Nobody could have put it better than Pacman himself and he said it right after the Rios mauling: “Knockout comes when it comes. Boxing is not about killing each other.” Alas, and who can say it worse than a known Pacquiao ally who got exasperated over Pacman’s dissent to KO Rios. He blurted out: “Boxing is boxing. You are not supposed to hold punches under whatever circumstance. Go for the kill.”

Juan Marquez has comments to belittle Pacquiao’s evolution win over Rios because he finds relevance in boxing only in Pacquiao. Look how Marquez succumbed recently and easily lost his speed and power carrying on a war with a “lesser” opponent in a “No PED” welterweight showdown versus Timothy Bradley. Marquez sorely needs Pacquiao in as much as Pacquiao sorely needs to leave politics like he’s running away from a burning inferno, before it’s too late.
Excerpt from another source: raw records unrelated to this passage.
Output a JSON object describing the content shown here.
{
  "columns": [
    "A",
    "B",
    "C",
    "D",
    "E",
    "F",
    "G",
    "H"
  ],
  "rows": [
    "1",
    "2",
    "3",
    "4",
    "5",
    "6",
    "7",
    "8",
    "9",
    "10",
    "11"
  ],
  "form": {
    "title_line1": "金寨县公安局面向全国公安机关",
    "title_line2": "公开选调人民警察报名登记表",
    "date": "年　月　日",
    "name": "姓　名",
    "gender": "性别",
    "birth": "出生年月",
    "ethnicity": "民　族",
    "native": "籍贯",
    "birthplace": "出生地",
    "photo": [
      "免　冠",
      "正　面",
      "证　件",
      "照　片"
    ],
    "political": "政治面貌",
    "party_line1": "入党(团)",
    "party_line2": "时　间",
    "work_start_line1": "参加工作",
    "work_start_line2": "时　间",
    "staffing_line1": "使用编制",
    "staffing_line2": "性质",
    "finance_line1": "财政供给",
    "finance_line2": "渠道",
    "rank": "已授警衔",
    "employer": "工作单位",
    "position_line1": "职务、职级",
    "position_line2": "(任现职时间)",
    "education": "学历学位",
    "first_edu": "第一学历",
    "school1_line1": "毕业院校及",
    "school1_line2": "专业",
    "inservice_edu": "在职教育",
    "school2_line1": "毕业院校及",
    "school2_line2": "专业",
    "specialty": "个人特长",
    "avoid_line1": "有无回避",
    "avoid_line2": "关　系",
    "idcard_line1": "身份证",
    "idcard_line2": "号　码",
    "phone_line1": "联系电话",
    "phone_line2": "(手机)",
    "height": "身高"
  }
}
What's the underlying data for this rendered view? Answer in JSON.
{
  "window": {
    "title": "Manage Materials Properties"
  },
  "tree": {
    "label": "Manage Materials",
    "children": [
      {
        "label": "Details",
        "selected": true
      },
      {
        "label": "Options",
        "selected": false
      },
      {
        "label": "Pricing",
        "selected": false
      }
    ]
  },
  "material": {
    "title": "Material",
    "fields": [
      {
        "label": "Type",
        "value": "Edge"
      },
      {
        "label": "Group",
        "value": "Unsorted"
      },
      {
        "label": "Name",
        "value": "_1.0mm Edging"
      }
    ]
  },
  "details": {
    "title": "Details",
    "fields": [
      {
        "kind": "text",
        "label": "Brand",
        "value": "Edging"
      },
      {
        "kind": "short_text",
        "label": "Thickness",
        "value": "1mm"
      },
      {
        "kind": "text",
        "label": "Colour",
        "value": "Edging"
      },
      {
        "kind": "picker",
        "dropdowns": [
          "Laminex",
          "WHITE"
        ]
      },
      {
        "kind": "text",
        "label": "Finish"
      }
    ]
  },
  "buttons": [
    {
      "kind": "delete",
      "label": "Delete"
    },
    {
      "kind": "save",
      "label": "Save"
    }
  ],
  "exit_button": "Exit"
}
True enough, Pacquiao intentionally “missed” to knockout “Bam Bam,” proof that he made real his word to pray for him. Rios, for his part, failed miserably in fulfilling his vow to retire Pacquiao and “shut everyone up.”

Pacquiao’s prayer of supplication was heard.

However, his on-going and long-running battle with the Bureau of Internal Revenue doesn’t seem like Pacquiao prayed about it because had he done so, the “drama” could have not blown out of proportion. It was actually more of a failure by his lawyer or lawyers than anyone else, it appears. This is the trouble with many attorneys-at-law: They are experts at aggravating the situation and they’re more interested in prolonging the case for fat fees rather than solving the problem of their clients.

Double taxation is not just unlawful, but immoral and unconscionable. Nonetheless, the BIR people do not intend to do that to Pacquiao based on their pronouncements. It was just the IRS documents from the US that the bureau has been asking Pacquiao (for two years) to submit. So what’s the fuss about?

At any rate, compromise is the call of the day for Pacquiao and the BIR, not media war. For after all, no government agency anywhere in the world can afford to be “unbending” and cruel regardless of “statutes” and “precepts” because justice “here and There” stands by what is fair and upright.

Laws, with the assistance of thinking minds and feeling hearts, are put in place and implemented to serve the citizenry, not a corrupt system. Sadly, a “law,” created by sinful imperfect people, can sometimes be animalistic. Back then, in my four years of Gospel and social ministry inside the CIW (Correctional Institution for Women), I discovered that several inmates in that prison camp languish more as a result of implemented “laws” and corruption than crimes actually committed. Ruthless.

I believe in reason to be sovereign and supreme in tackling human disputes. Can anything be possibly and humanly above it? War and atrocity thrive only in the absence of reason and the soul to grasp the other side’s sentiment.

The lady BIR Commissioner put it so aptly:

“Simple lang.”

renimvalenzuela@yahoo.com